Some years back, after I finished my first novel, I was faced with a daunting question: Could I possibly write another? For anyone who has never written a first novel, this probably sounds like a no-brainer, but believe it or not, when I came face to face with the blank sheet of book number two, I found myself realizing that I was facing an enemy I had never imagined before.
When I was writing the first book, I had lots of bravado behind me. I mean, I had written a bunch of short stories, and inside me, I knew I had a book in me, so no matter what happened, I knew I was going to finish that first book. But when it was done, after a few months had gone by, I actually came up with the idea for the next book. And then I realized I would actually have to write it.
When faced with the second book, you find yourself in a very interesting dilemma that seems to go something like this: Well, the first book was a fluke, and everyone has at least a book in him or her, but am I really capable of sitting down and accomplishing the second book? The first book was a mystery/suspense novel that was kind of hard to pin down to its exact genre (you can see for yourself as it can be found here). The second novel was going to be a science fiction book, and although I had written a few short stories that had been published in fanzines (not having yet published in larger magazines), I was trying to convince myself that I was capable of pulling off a brand new genre on the second outing.

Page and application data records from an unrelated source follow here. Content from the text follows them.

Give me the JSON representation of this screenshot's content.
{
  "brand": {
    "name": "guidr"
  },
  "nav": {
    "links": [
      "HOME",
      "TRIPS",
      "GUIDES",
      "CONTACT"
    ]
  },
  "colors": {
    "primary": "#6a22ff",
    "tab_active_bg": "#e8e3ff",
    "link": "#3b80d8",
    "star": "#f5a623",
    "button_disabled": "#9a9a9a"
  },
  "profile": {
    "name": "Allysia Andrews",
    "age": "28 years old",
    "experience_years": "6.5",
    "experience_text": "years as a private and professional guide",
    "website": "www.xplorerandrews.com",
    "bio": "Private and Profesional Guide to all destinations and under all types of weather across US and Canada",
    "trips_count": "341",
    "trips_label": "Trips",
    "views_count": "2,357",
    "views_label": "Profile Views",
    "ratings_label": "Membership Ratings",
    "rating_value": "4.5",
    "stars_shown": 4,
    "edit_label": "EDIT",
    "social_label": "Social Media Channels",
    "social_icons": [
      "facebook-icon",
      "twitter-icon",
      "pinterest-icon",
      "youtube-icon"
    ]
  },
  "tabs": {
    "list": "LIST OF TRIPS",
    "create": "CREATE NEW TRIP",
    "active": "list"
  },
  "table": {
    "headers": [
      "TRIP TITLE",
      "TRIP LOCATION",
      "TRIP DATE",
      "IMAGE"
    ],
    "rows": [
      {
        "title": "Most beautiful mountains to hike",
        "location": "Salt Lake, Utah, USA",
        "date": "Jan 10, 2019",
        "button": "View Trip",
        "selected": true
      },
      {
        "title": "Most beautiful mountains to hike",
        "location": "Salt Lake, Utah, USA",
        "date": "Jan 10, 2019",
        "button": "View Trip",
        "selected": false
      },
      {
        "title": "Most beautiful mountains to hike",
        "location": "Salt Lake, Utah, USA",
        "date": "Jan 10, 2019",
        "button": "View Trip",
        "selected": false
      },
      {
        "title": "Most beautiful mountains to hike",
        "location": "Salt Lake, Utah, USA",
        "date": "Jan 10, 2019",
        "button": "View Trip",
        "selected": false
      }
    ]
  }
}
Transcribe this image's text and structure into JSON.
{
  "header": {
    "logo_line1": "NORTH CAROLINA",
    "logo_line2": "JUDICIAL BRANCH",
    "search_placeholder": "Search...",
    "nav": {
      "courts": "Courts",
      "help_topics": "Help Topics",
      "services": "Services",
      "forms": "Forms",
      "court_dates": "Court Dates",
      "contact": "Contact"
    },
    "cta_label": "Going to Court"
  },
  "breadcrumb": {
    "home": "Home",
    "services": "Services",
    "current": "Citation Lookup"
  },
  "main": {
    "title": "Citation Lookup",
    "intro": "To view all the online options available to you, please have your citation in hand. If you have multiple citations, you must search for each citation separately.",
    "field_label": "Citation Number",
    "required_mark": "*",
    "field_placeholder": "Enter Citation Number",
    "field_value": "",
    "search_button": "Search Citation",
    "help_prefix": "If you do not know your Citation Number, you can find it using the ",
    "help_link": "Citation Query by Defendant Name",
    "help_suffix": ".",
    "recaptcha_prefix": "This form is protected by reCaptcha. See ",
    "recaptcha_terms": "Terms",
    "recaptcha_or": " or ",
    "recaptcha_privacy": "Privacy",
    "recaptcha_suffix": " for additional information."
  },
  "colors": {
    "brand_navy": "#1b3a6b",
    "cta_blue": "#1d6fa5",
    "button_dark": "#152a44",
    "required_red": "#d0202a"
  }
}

For days, I sat down and tried to outline the book, but nothing would come to me, because even though I had the basic idea of this novel, which I was going to call LOSER, I had no idea how to create a world that was so bizarre to me that I would have to invent it from the ground up. Yet, each day, I sat down and tried to tackle it.
At one point, I convinced myself that this book wasn’t possible, that my first one had been a fluke. I was sure that I might be able to do another suspense book, or maybe an espionage adventure, but science fiction was definitely out of my capabilities.
At the time, my editor was the wife of a colleague of mine who sat down with me and asked me to explain what the story was about. And for hours on end, I sat down and crafted this amazing story of what I wanted to write. As I talked to her, I kept imagining all sorts of great things that would happen. And then, at one point, she told me to just sit down and make it happen.
So, for the next four months, I sat down in my chair and typed away. My first novel had been written on a typewriter, so this one actually got written on a computer with a word processor that we’d probably laugh at today. But by the time I was done, I had crafted my second novel. And even as I typed THE END, I stared at it, still not sure it had actually completed its journey.
A year later, I sat down and started work on that suspense novel I thought might have been the next novel, and it became my third novel. But each time I wrote a novel after the second one, I never imagined for a moment that I would have trouble finishing a novel again. That second one was the one that broke me of the belief I was never going to be a writer.
And I’ve been writing ever since.